Despite Rebuilding, Chicago Cubs Could Contend Thanks to Cards, Brewers Losses

Bob WarjaSenior Writer IFebruary 2, 2012

CHICAGO, IL - NOVEMBER 18:  President Theo Epstein of the Chicago Cubs helps new manager Dale Sveum with his jersey during a press conference at Wrigley Field on November 18, 2011 in Chicago, Illinois.  (Photo by Jonathan Daniel/Getty Images)
Jonathan Daniel/Getty Images

When Theo Epstein took the job as president of the Cubs baseball operations, he made it clear that he was going to rebuild the team the right way, "the Cubs way."

Yet despite the desire to get younger, more cost-controllable players and build from within while not spending big money on free agency, the Cubs just could sneak into contention in the NL Central this season on the basis of two things.

First off, the lack of expectations should make for less pressure on a club that had been expected to contend over the past few seasons.

Two, division rivals St. Louis Cardinals and Milwaukee Brewers got worse this winter.

Now, despite these facts, the Reds seemingly have improved, and both the Cards and Brewers still appear to be better on paper than Chicago.

Still, the Cardinals losing Albert Pujols is a huge subtraction, even if the addition of Carlos Beltran was a decent response.

Also, keep in mind that in addition to the losses on the field, the club also said goodbye to its manager, Tony LaRussa, and longtime pitching coach Dave Duncan, who stepped away voluntarily to address personal issues.

The Cardinals appeared to leave the door open for Duncan's return, but it was since discovered that it wasn't a leave of absence, and instead, he had resigned.

Those are big losses for a Cardinals team that won the World Series last season.

Meanwhile, Milwaukee also lost its big slugger, with fellow first baseman and free agent Prince Fielder signing with the Tigers.

The Brewers were also dealt an additional blow when NL MVP Ryan Braun failed a steroid test and was suspended for the first 50 games of the season.

Of course, there are those darn Cincinnati Reds to deal with. They went out and traded for pitcher Mat Latos and signed Ryan Madson to be their closer.   

The Cubs even helped out by sending them lefty set-up man Sean Marshall. The Reds still need Latos to perform like a legitimate No. 2 starter, bullpen improvements and bounce-back years from Scott Rolen and Drew Stubbs.

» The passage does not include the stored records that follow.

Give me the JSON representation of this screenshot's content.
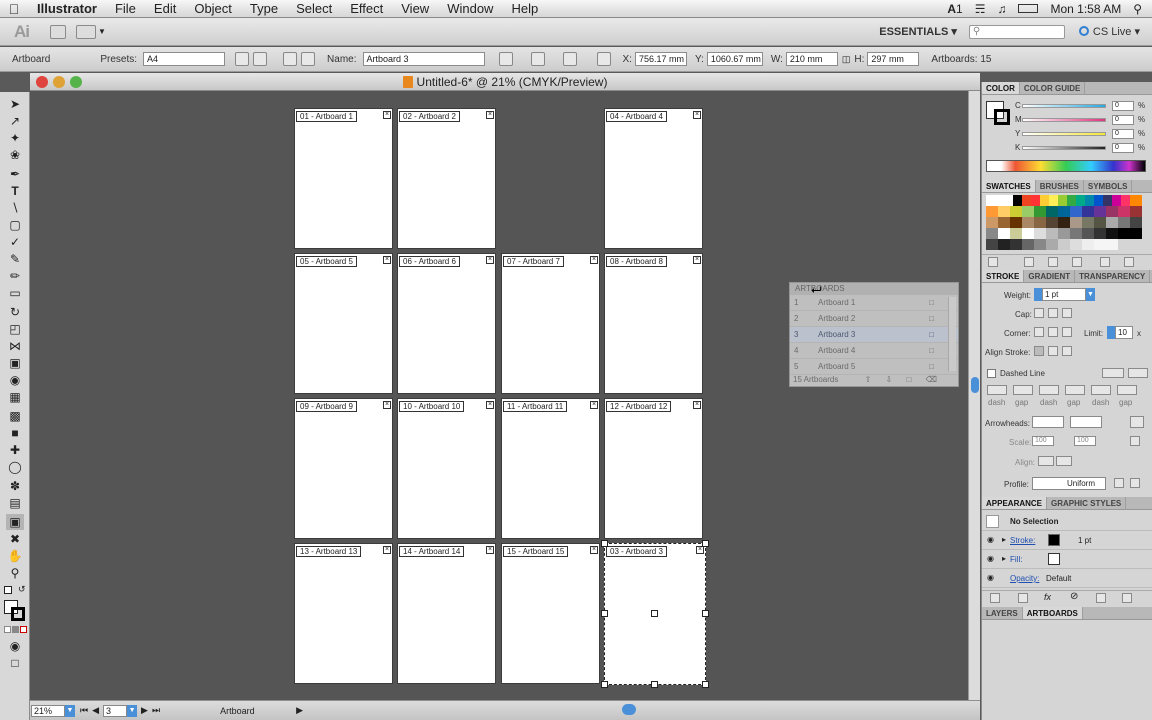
{
  "menubar": {
    "app_name": "Illustrator",
    "items": [
      "File",
      "Edit",
      "Object",
      "Type",
      "Select",
      "Effect",
      "View",
      "Window",
      "Help"
    ],
    "right": {
      "badge": "1",
      "clock": "Mon 1:58 AM"
    }
  },
  "appbar": {
    "logo": "Ai",
    "workspace": "ESSENTIALS",
    "cslive": "CS Live"
  },
  "control": {
    "tool_label": "Artboard",
    "presets_label": "Presets:",
    "preset_value": "A4",
    "name_label": "Name:",
    "name_value": "Artboard 3",
    "x_label": "X:",
    "x_value": "756.17 mm",
    "y_label": "Y:",
    "y_value": "1060.67 mm",
    "w_label": "W:",
    "w_value": "210 mm",
    "h_label": "H:",
    "h_value": "297 mm",
    "count_label": "Artboards: 15"
  },
  "document": {
    "title": "Untitled-6* @ 21% (CMYK/Preview)"
  },
  "artboards": [
    {
      "label": "01 - Artboard 1"
    },
    {
      "label": "02 - Artboard 2"
    },
    {
      "label": "04 - Artboard 4"
    },
    {
      "label": "05 - Artboard 5"
    },
    {
      "label": "06 - Artboard 6"
    },
    {
      "label": "07 - Artboard 7"
    },
    {
      "label": "08 - Artboard 8"
    },
    {
      "label": "09 - Artboard 9"
    },
    {
      "label": "10 - Artboard 10"
    },
    {
      "label": "11 - Artboard 11"
    },
    {
      "label": "12 - Artboard 12"
    },
    {
      "label": "13 - Artboard 13"
    },
    {
      "label": "14 - Artboard 14"
    },
    {
      "label": "15 - Artboard 15"
    },
    {
      "label": "03 - Artboard 3"
    }
  ],
  "artboards_panel": {
    "title": "ARTBOARDS",
    "rows": [
      {
        "num": "1",
        "name": "Artboard 1"
      },
      {
        "num": "2",
        "name": "Artboard 2"
      },
      {
        "num": "3",
        "name": "Artboard 3"
      },
      {
        "num": "4",
        "name": "Artboard 4"
      },
      {
        "num": "5",
        "name": "Artboard 5"
      }
    ],
    "footer": "15 Artboards"
  },
  "status": {
    "zoom": "21%",
    "page": "3",
    "tool": "Artboard"
  },
  "color_panel": {
    "tabs": [
      "COLOR",
      "COLOR GUIDE"
    ],
    "channels": [
      {
        "label": "C",
        "value": "0",
        "color": "#27a8e0"
      },
      {
        "label": "M",
        "value": "0",
        "color": "#e0347f"
      },
      {
        "label": "Y",
        "value": "0",
        "color": "#f4e63a"
      },
      {
        "label": "K",
        "value": "0",
        "color": "#222222"
      }
    ],
    "unit": "%"
  },
  "swatches_panel": {
    "tabs": [
      "SWATCHES",
      "BRUSHES",
      "SYMBOLS"
    ]
  },
  "stroke_panel": {
    "tabs": [
      "STROKE",
      "GRADIENT",
      "TRANSPARENCY"
    ],
    "weight_label": "Weight:",
    "weight_value": "1 pt",
    "cap_label": "Cap:",
    "corner_label": "Corner:",
    "limit_label": "Limit:",
    "limit_value": "10",
    "align_label": "Align Stroke:",
    "dashed_label": "Dashed Line",
    "dash_labels": [
      "dash",
      "gap",
      "dash",
      "gap",
      "dash",
      "gap"
    ],
    "arrowheads_label": "Arrowheads:",
    "scale_label": "Scale:",
    "scale_1": "100",
    "scale_2": "100",
    "align2_label": "Align:",
    "profile_label": "Profile:",
    "profile_value": "Uniform"
  },
  "appearance_panel": {
    "tabs": [
      "APPEARANCE",
      "GRAPHIC STYLES"
    ],
    "selection": "No Selection",
    "stroke_label": "Stroke:",
    "stroke_value": "1 pt",
    "fill_label": "Fill:",
    "opacity_label": "Opacity:",
    "opacity_value": "Default"
  },
  "layers_panel": {
    "tabs": [
      "LAYERS",
      "ARTBOARDS"
    ]
  }
}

So while the Cubs certainly won't be the favorites to win the division this year, they just might fool everyone. Their starting rotation is a huge question mark, though they have depth, especially if they retain Matt Garza.

The offense lacks thump, of course, as a 3-4-5 of Marlon Byrd, Bryan LaHair and Alfonso Soriano won't remind anyone of a murderer's row.

Closer is another area of concern for the Cubs, assuming they might contend (if they don't contend, the closer really doesn't matter).

Carlos Marmol struggled in 2011, with a 4.01 ERA while walking 48 batters and leading the league with 10 blown saves.

So yes, the Cubs aren't looking great on paper, but stranger things have happened. The goal is not to win now, but if they do, it's gravy.

It could happen.